Tuesday, November 30, 2010

Why I May Move Back to Europe

I enjoy innkeeping. I like life in the USA. It's great to be able to walk at the ocean whenever I feel like it. I really do not want to be obliged to move back to Europe, yet daily news makes me wonder if that option will not soon become the most attractive choice ...

Yesterday, on NECN, I heard about plans for genetically modified apples, apples, which will look appetizing forever. The underside of the introduction of Frankenfruit into our food supply will be that a GMO apple a day may not keep the doctor away. Oh, no, not at all. Consumption of GMO apples will probably send us all running to doctors with major health problems. In France, and in Sweden, two countries with which I am familiar, people buy and consume apples that would have been discarded before leaving an American orchard. Do Americans really demand immaculate fruit or is this another crazy industry idea? I think we need to change this mentality, not modify apples so they look forever fresh. Misshapen fruit is still good to eat.

Not only are GMOs bad for human consumption. They appear to be bad for bees, too. Our food supply needs pollinators if we are to survive. We are all wondering why bees are dying and now here is an article that suggests some scary reasons. Why is no one in our government paying attention?

On Cape Cod, we continue our effort to stop the utility company from spraying herbicides under the power lines. (Read the latest report here.) Once herbicides enter the water supply, they remain in drinking water for generations, and we will all need to buy professional water filters if we intend to remain healthy.

I am stunned that profit and the chimera of a new national source of energy has deluded those in charge of public safety in Pennsylvania and New York, where shale drilling has not been stopped by the public outcry of citizens who have watched the documentary Gasland and realize the decision to inject toxic chemicals into the ground will pollute local drinking water. Pennsylvania's Office of Homeland Security has even put actor/activist Mark Ruffalo on a US terror advisory list. (In an historic vote yesterday, the New York State Assembly enacted a temporary ban on fracking, which will remain in effect until May 15, 2011.)

In a Yale Environment 360 interview this weekend, endocrine-disruption specialist Frederick vom Saal explains why BPA should be banned and why our government has not yet done so. Government institutions like the FDA and the EPA apparently lumber along, slothlike, and are not flexible enough to embrace research that contradicts antiquated science. Scientists have warned that even trace amounts of toxic chemicals can disrupt a hormone system. Last Thursday the European Union banned BPA in baby bottles. How long will it take for new research to influence current policy in the USA?

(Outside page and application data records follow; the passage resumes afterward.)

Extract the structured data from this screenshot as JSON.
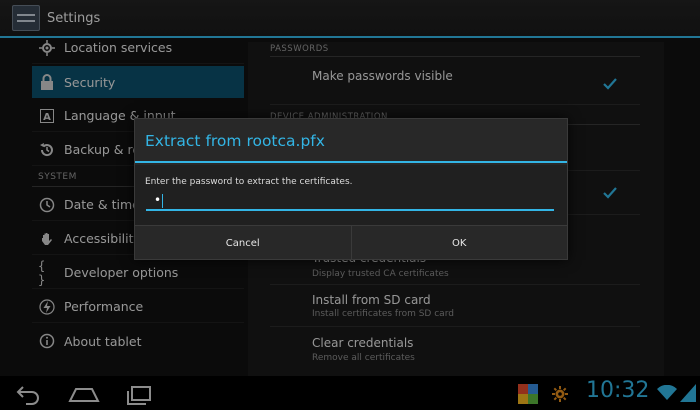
{
  "actionbar": {
    "title": "Settings",
    "icon": "settings-app-icon"
  },
  "sidebar": {
    "items": [
      {
        "label": "Location services",
        "icon": "location-icon"
      },
      {
        "label": "Security",
        "icon": "lock-icon",
        "selected": true
      },
      {
        "label": "Language & input",
        "icon": "keyboard-a-icon"
      },
      {
        "label": "Backup & reset",
        "icon": "backup-restore-icon"
      }
    ],
    "system_header": "SYSTEM",
    "system_items": [
      {
        "label": "Date & time",
        "icon": "clock-icon"
      },
      {
        "label": "Accessibility",
        "icon": "hand-icon"
      },
      {
        "label": "Developer options",
        "icon": "braces-icon"
      },
      {
        "label": "Performance",
        "icon": "lightning-icon"
      },
      {
        "label": "About tablet",
        "icon": "info-icon"
      }
    ]
  },
  "preferences": {
    "passwords_header": "PASSWORDS",
    "make_passwords_visible": "Make passwords visible",
    "device_admin_header": "DEVICE ADMINISTRATION",
    "trusted_credentials_title": "Trusted credentials",
    "trusted_credentials_sub": "Display trusted CA certificates",
    "install_sd_title": "Install from SD card",
    "install_sd_sub": "Install certificates from SD card",
    "clear_credentials_title": "Clear credentials",
    "clear_credentials_sub": "Remove all certificates"
  },
  "dialog": {
    "title": "Extract from rootca.pfx",
    "message": "Enter the password to extract the certificates.",
    "password_value": "•",
    "cancel_label": "Cancel",
    "ok_label": "OK"
  },
  "status": {
    "time": "10:32"
  },
  "colors": {
    "accent": "#33b5e5",
    "selected": "#0b4f6a"
  }
}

I have also been following the debate on the Food Safety bill, or rather, attempting to follow. The vote should take place today. As of last night, the Tester amendment was still in the bill. For those of you who are not familiar with S. 510, get a quick update from Michael Pollan and Eric Scholosser. (11 a.m. Update: S.510 PASSED the Senate 73 to 25 with Tester intact. Next the House has indicated it will accept the Senate version of the legislation. If so, the bill goes to President Obama for signature. Then the rulemaking phase begins where the legislation gets translated into FDA regulations. This is apparently a critical stage to make sure the provisions make it into the on-the-ground regulations.)

Do you care about GMOs and toxic chemicals in the environment? As we struggle to eat local, do you worry about corporate influence on policies that affect the food available for Americans to eat? Do you think I'm crazy to be dreaming today of a nice little inn in the South of France or on the West Coast of Sweden?